Space … the final frontier
One of the visitors to Jasper took out his telescope out and was showing a cluster of stars in deep space — stars so far away and faint that even in this preserve they’re impossible to see with the naked eye. For the first time in my life, I looked into a telescope and gazed at a part of the sky that I’d never seen before. All I could think was, “This is one of the coolest things I’ve ever done.”
Another amateur astronomer showed off Vega, a”relatively” close star only “25 light-years from Earth, and, together with Arcturus and Sirius, one of the most luminous stars in our Sun’s neighbourhood.”
Another amateur astronomer aimed his telescope directly at Neptune, “More than 30 times as far from the sun as Earth, the planet takes almost 165 Earth years to orbit our sun.”
After carefully placing my eye as close to the eyepiece without touching the telescope, I peered through and it appeared like a faint dot in the sky. While Neptune has a mass that is 17.148 that of earth, the planet was too far away, and the microscope too small, to actually see the details of this giant blue gas planet.
The last thing I looked at was Andromeda, the closest galaxy to our own Milky Way and, unfortunately, a galaxy we are destined to have a major collision with. No need to worry, though — it will be some 4 billion years before you have to worry about that. In the telescope you can see the faint centre of the galaxy, with a smudge of stars surrounding it. It definitely isn’t a Hubble pic, but there’s no question you’re looking at another galaxy from beneath the mountains of Jasper, Alberta.
The festival only comes around once a year, but if you’re interested in star gazing there’s no bad time to visit Jasper.

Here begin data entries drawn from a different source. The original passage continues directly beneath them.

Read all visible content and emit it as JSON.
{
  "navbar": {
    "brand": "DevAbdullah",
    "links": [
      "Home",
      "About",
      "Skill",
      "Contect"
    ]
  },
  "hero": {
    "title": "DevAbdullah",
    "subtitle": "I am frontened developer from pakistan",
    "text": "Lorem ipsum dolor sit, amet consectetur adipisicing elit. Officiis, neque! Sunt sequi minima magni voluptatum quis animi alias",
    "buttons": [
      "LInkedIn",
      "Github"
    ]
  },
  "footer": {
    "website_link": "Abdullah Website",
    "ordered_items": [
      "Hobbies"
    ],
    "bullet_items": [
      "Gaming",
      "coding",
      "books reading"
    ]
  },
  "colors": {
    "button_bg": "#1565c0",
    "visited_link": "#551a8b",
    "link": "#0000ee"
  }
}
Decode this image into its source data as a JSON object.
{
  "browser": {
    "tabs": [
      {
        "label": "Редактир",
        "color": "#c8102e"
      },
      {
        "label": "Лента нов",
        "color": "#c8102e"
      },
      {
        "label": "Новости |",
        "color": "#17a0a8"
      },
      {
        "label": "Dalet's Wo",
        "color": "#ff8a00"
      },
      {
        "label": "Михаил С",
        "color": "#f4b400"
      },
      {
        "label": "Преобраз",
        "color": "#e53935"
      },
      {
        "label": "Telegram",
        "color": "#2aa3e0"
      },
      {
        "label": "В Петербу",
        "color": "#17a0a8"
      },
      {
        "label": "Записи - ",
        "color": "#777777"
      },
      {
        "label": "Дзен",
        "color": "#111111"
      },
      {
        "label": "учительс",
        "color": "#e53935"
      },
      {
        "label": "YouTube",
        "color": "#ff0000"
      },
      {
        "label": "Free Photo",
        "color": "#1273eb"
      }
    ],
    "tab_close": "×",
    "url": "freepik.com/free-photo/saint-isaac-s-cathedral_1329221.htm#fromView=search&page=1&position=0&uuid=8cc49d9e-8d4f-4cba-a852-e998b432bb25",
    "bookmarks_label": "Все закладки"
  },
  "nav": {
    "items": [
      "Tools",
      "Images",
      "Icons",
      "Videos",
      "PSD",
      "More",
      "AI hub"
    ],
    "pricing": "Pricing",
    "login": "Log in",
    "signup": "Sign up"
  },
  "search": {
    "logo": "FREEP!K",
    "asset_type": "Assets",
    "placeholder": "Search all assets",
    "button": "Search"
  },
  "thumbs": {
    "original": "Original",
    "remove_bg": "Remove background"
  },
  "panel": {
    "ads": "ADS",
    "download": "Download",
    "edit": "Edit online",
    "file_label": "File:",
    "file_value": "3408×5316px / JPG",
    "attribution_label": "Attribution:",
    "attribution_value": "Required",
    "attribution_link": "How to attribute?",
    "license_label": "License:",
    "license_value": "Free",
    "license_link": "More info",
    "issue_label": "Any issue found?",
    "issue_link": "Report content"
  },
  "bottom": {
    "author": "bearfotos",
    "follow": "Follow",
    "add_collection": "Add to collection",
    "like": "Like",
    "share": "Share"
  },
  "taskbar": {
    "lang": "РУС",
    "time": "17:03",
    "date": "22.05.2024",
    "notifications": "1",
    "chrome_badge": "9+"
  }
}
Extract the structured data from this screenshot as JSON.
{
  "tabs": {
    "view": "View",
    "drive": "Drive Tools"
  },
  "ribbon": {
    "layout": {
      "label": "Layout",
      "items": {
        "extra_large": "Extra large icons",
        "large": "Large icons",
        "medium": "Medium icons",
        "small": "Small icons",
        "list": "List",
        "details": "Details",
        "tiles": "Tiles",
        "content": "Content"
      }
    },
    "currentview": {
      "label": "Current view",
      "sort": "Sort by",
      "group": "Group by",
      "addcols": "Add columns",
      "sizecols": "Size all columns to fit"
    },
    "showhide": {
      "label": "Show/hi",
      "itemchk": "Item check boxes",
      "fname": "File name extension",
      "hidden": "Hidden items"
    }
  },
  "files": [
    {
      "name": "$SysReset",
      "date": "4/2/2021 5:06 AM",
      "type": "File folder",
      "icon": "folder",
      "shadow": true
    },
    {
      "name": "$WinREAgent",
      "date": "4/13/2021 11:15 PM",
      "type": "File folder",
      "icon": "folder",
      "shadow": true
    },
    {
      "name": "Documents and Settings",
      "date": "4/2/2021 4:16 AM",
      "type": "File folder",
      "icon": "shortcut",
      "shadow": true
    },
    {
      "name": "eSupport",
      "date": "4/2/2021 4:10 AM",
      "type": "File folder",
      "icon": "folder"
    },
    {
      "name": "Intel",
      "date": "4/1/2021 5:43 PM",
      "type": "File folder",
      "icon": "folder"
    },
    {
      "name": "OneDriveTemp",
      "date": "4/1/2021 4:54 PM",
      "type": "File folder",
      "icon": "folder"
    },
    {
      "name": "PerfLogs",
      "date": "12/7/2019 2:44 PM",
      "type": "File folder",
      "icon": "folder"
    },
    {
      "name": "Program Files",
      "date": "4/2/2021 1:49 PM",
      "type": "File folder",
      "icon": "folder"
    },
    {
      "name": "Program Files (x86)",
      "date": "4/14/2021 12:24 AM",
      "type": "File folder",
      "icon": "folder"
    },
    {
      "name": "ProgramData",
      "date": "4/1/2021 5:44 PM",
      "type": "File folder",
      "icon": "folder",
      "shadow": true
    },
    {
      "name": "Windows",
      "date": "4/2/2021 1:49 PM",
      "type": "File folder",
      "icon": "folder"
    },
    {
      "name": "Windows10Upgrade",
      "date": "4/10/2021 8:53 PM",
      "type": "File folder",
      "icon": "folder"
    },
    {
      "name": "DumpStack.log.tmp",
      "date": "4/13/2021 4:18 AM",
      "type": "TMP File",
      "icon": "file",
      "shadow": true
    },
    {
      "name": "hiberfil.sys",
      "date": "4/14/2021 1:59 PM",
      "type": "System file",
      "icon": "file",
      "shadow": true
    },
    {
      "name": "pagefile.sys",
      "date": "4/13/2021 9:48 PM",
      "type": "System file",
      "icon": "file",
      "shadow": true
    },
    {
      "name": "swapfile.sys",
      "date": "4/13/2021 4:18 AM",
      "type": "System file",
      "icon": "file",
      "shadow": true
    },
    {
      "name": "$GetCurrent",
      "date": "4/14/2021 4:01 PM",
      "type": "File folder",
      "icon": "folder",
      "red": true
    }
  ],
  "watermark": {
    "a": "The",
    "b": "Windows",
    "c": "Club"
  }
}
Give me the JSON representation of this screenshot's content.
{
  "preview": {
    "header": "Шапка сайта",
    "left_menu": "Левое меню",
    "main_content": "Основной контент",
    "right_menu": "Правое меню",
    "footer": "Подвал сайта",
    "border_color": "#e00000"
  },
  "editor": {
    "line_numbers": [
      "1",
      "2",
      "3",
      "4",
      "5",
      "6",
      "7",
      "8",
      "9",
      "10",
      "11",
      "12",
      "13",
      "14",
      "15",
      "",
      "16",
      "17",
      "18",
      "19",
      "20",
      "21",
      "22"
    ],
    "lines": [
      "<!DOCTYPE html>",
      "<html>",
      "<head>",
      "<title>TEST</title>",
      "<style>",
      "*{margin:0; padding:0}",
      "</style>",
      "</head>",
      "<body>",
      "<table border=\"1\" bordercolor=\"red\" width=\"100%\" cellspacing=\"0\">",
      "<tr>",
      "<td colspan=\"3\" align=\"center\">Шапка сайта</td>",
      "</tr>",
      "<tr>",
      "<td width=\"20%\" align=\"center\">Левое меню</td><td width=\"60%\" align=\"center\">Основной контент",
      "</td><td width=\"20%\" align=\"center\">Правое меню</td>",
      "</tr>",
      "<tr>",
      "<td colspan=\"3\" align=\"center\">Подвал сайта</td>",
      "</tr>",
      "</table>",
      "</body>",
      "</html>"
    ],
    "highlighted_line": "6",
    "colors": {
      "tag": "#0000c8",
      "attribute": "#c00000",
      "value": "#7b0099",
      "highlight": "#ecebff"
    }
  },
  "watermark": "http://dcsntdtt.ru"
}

The best way to get a guided tour of Jasper’s dark skies throughout the year is with Sundog Transportation and Tours. SunDog offers airport shuttles and tours with guides who are knowledgeable with stars, astral photography and stargazing apps.
More About Jasper, Alberta
Jasper Dark Sky Preserve
The Fairmont Jasper Park Lodge
Call Toll Free: 1-888-499-9899
Pyramid Lake Resort
Call Toll Free: 1-888-852-7737